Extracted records
====

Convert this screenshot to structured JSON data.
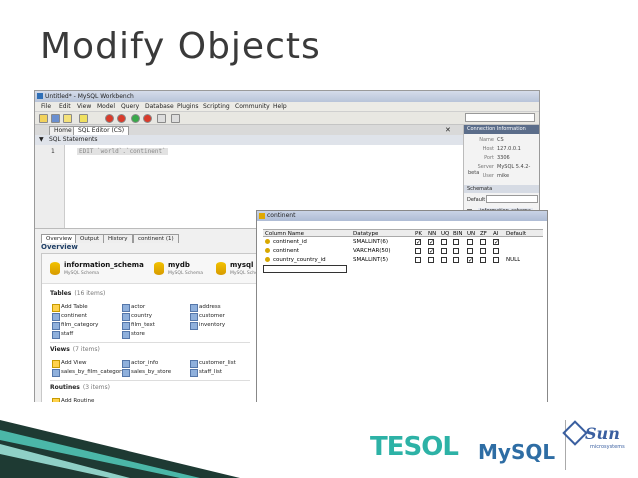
{
  "slide": {
    "title": "Modify Objects"
  },
  "window": {
    "title": "Untitled* - MySQL Workbench"
  },
  "menu": [
    "File",
    "Edit",
    "View",
    "Model",
    "Query",
    "Database",
    "Plugins",
    "Scripting",
    "Community",
    "Help"
  ],
  "tabs": {
    "home": "Home",
    "sql_editor": "SQL Editor (CS)"
  },
  "sql": {
    "header": "SQL Statements",
    "line_number": "1",
    "code": "EDIT `world`.`continent`"
  },
  "connection": {
    "header": "Connection Information",
    "rows": [
      {
        "k": "Name",
        "v": "CS"
      },
      {
        "k": "Host",
        "v": "127.0.0.1"
      },
      {
        "k": "Port",
        "v": "3306"
      },
      {
        "k": "Server",
        "v": "MySQL 5.4.2-beta"
      },
      {
        "k": "User",
        "v": "mike"
      }
    ]
  },
  "schemata": {
    "header": "Schemata",
    "default_label": "Default",
    "schema": "information_schema"
  },
  "lower_tabs": [
    "Overview",
    "Output",
    "History",
    "continent (1)"
  ],
  "overview": {
    "header": "Overview",
    "databases": [
      {
        "name": "information_schema",
        "sub": "MySQL Schema"
      },
      {
        "name": "mydb",
        "sub": "MySQL Schema"
      },
      {
        "name": "mysql",
        "sub": "MySQL Schema"
      }
    ],
    "tables": {
      "label": "Tables",
      "count": "(16 items)",
      "items": [
        "Add Table",
        "actor",
        "address",
        "continent",
        "country",
        "customer",
        "film_category",
        "film_text",
        "inventory",
        "staff",
        "store"
      ]
    },
    "views": {
      "label": "Views",
      "count": "(7 items)",
      "items": [
        "Add View",
        "actor_info",
        "customer_list",
        "sales_by_film_category",
        "sales_by_store",
        "staff_list"
      ]
    },
    "routines": {
      "label": "Routines",
      "count": "(3 items)",
      "add": "Add Routine"
    }
  },
  "table_editor": {
    "title": "continent",
    "headers": [
      "Column Name",
      "Datatype",
      "PK",
      "NN",
      "UQ",
      "BIN",
      "UN",
      "ZF",
      "AI",
      "Default"
    ],
    "rows": [
      {
        "name": "continent_id",
        "type": "SMALLINT(6)",
        "flags": [
          true,
          true,
          false,
          false,
          false,
          false,
          true
        ],
        "default": ""
      },
      {
        "name": "continent",
        "type": "VARCHAR(50)",
        "flags": [
          false,
          true,
          false,
          false,
          false,
          false,
          false
        ],
        "default": ""
      },
      {
        "name": "country_country_id",
        "type": "SMALLINT(5)",
        "flags": [
          false,
          false,
          false,
          false,
          true,
          false,
          false
        ],
        "default": "NULL"
      }
    ]
  },
  "logos": {
    "tesol": "TESOL",
    "mysql": "MySQL",
    "sun": "Sun",
    "sun_sub": "microsystems"
  },
  "colors": {
    "accent_teal": "#2db2a6",
    "ribbon_dark": "#1e3a33",
    "ribbon_teal": "#4bb7a8",
    "mysql_blue": "#2e6da4"
  }
}
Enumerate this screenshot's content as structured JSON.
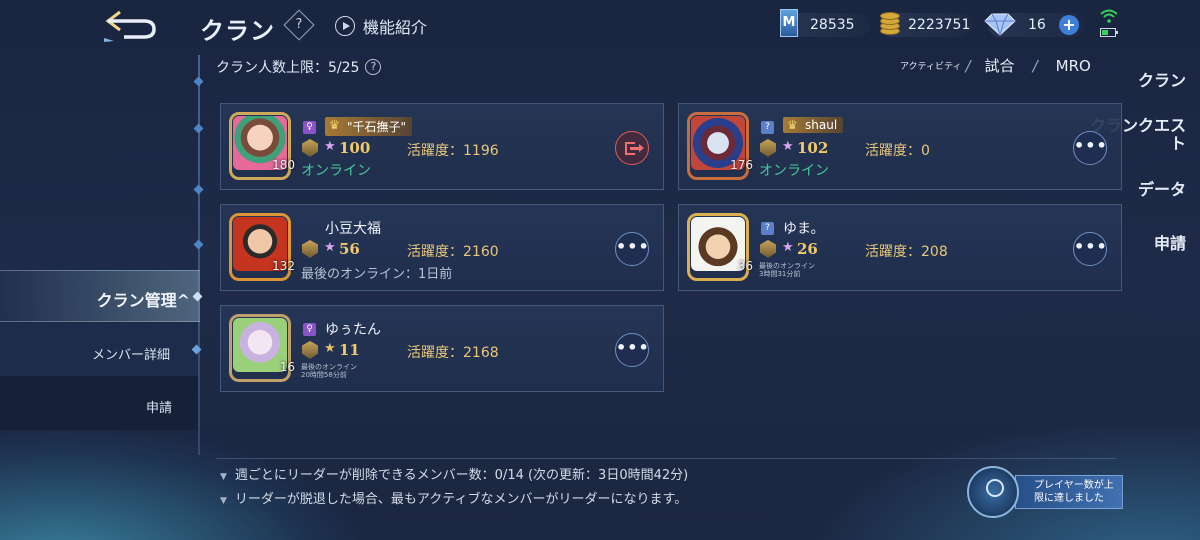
{
  "header": {
    "title": "クラン",
    "help_glyph": "?",
    "feature_intro_label": "機能紹介"
  },
  "currencies": {
    "m_points": "28535",
    "gold": "2223751",
    "diamonds": "16",
    "m_icon_glyph": "M",
    "plus_glyph": "+"
  },
  "sidebar": {
    "items": [
      {
        "label": "クラン"
      },
      {
        "label": "クランクエスト"
      },
      {
        "label": "データ"
      },
      {
        "label": "申請"
      },
      {
        "label": "クラン管理^"
      }
    ],
    "sub_items": [
      {
        "label": "メンバー詳細"
      },
      {
        "label": "申請"
      }
    ]
  },
  "member_limit": {
    "label": "クラン人数上限：5/25",
    "help_glyph": "?"
  },
  "sort_tabs": {
    "activity": "アクティビティ",
    "match": "試合",
    "mro": "MRO",
    "separator": "/"
  },
  "members": [
    {
      "name": "\"千石撫子\"",
      "is_leader": true,
      "gender_glyph": "♀",
      "level": "180",
      "stars": "100",
      "activity": "活躍度：1196",
      "status": "オンライン",
      "status_type": "online",
      "action": "exit"
    },
    {
      "name": "shaul",
      "is_leader": true,
      "gender_glyph": "?",
      "level": "176",
      "stars": "102",
      "activity": "活躍度：0",
      "status": "オンライン",
      "status_type": "online",
      "action": "more"
    },
    {
      "name": "小豆大福",
      "is_leader": false,
      "gender_glyph": "♀",
      "level": "132",
      "stars": "56",
      "activity": "活躍度：2160",
      "status": "最後のオンライン：1日前",
      "status_type": "last",
      "action": "more"
    },
    {
      "name": "ゆま。",
      "is_leader": false,
      "gender_glyph": "?",
      "level": "36",
      "stars": "26",
      "activity": "活躍度：208",
      "status_line1": "最後のオンライン",
      "status_line2": "3時間31分前",
      "status_type": "tiny",
      "action": "more"
    },
    {
      "name": "ゆぅたん",
      "is_leader": false,
      "gender_glyph": "♀",
      "level": "16",
      "stars": "11",
      "activity": "活躍度：2168",
      "status_line1": "最後のオンライン",
      "status_line2": "20時間58分前",
      "status_type": "tiny",
      "action": "more"
    }
  ],
  "more_glyph": "•••",
  "star_glyph": "★",
  "crown_glyph": "♛",
  "footer": {
    "note1": "週ごとにリーダーが削除できるメンバー数：0/14 (次の更新：3日0時間42分)",
    "note2": "リーダーが脱退した場合、最もアクティブなメンバーがリーダーになります。",
    "player_limit_line1": "プレイヤー数が上",
    "player_limit_line2": "限に達しました"
  },
  "colors": {
    "background": "#1c2742",
    "online": "#48c79a",
    "activity": "#e9c77a",
    "stars": "#f1c968",
    "exit": "#e05a5a",
    "accent": "#3f7fd8"
  }
}
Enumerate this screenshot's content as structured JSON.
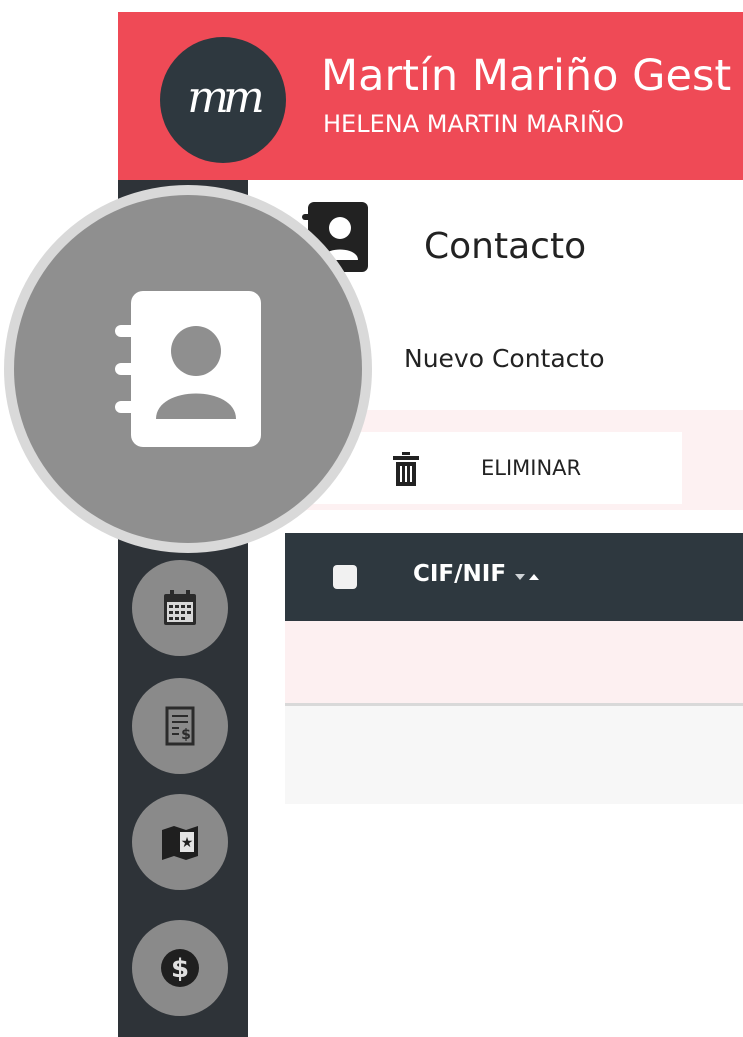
{
  "header": {
    "title": "Martín Mariño Gest",
    "subtitle": "HELENA MARTIN MARIÑO",
    "logo_text": "mm",
    "bg_color": "#ef4a56"
  },
  "sidebar": {
    "bg_color": "#2e3338",
    "items": [
      {
        "icon": "calendar-icon"
      },
      {
        "icon": "invoice-icon"
      },
      {
        "icon": "book-star-icon"
      },
      {
        "icon": "dollar-icon"
      }
    ]
  },
  "page": {
    "title": "Contacto",
    "title_icon": "contact-book-icon",
    "new_contact_label": "Nuevo Contacto"
  },
  "toolbar": {
    "delete_label": "ELIMINAR",
    "delete_icon": "trash-icon"
  },
  "table": {
    "columns": [
      "CIF/NIF"
    ],
    "header_bg": "#2e383f"
  },
  "magnifier": {
    "icon": "contact-book-icon"
  }
}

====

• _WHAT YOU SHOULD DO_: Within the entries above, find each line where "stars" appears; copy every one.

• _COMPLETED EXERCISE_:
      "stars": "100",
      "stars": "102",
      "stars": "56",
      "stars": "26",
      "stars": "11",
    "stars": "#f1c968",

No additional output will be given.